This paper discusses the disaster-related health risks of older people in Hong Kong, and presents key policy recommendations for better protection of this vulnerable group. It is worth noting that several key messages have been highlighted in the paper, including that an ageing population is an important factor affecting the effectiveness of disaster management and healthy ageing is a crucial disaster risk reduction strategy.
Older people face specific vulnerability in physical, mental and social well-being in disasters. They are likely to experience socio-economic marginalization, isolation, inaccessible information and lack of relevant post emergency support services during disasters. Older people may significantly contribute to disaster preparedness, response and recovery, but their capacities are often under-utilized. There is no specific recognition of the roles and the needs of older people in disaster planning and response in Hong Kong. Policy actions to mainstream the disaster-related health needs of the older people and to enable them to contribute are recommended.

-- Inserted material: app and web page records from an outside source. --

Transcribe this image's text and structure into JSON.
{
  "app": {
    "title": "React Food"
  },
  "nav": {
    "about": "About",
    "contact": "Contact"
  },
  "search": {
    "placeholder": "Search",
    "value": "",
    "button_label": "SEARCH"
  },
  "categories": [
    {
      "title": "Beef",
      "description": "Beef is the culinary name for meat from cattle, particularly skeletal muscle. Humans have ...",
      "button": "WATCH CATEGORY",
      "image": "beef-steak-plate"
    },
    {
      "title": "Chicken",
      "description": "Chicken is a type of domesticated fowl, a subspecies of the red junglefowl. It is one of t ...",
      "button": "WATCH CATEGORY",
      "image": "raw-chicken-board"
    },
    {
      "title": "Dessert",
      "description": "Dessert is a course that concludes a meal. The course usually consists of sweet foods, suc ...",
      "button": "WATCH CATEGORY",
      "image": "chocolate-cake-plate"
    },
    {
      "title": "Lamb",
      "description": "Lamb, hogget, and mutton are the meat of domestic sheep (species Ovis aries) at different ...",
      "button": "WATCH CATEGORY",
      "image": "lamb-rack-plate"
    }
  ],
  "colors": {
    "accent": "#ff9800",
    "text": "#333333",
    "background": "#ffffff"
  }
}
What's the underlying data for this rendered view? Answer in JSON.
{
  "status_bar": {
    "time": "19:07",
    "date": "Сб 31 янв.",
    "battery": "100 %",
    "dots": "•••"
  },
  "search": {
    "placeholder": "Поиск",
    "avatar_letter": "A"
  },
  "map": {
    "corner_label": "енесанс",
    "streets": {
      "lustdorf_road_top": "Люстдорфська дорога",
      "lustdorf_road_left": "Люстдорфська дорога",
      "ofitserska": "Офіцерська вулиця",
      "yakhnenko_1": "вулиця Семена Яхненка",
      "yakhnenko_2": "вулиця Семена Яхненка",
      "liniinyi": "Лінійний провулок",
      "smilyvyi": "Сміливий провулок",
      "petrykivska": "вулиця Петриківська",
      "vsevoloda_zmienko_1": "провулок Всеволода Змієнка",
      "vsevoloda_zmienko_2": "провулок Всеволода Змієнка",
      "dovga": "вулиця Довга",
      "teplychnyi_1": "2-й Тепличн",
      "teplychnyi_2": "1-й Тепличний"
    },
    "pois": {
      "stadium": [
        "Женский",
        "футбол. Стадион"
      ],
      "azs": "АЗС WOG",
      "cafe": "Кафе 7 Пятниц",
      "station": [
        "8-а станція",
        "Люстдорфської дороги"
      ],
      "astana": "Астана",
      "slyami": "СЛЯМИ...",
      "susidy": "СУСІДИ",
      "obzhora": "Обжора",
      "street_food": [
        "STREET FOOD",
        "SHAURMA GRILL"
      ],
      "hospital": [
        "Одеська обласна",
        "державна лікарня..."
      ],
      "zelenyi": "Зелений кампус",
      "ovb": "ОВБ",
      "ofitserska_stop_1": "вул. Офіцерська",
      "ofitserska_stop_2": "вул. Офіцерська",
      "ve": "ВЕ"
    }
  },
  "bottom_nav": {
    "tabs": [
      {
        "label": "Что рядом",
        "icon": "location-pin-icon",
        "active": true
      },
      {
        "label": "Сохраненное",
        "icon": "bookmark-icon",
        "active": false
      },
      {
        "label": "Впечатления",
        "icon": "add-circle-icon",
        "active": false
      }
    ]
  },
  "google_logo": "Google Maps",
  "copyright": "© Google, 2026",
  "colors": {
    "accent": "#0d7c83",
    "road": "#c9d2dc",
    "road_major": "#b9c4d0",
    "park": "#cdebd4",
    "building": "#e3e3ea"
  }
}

Between 2005 and 2014, disasters have caused total damage of US$1.4 trillion worldwide, with 1.7 billion people affected and 0.7 million killed. With climate change, urbanization, environmental degradation and poverty, the world has been experiencing disasters at a higher frequency and intensity. At the same time, global population is ageing at an unprecedented speed: between 2015 and 2030, the number of persons aged 60 years or over in the world is projected to grow by 56%, from 901 million to more than 1.4 billion. Older people therefore is going to be an increasingly important group, in terms of both their contribution and vulnerabilities, in the face of disasters.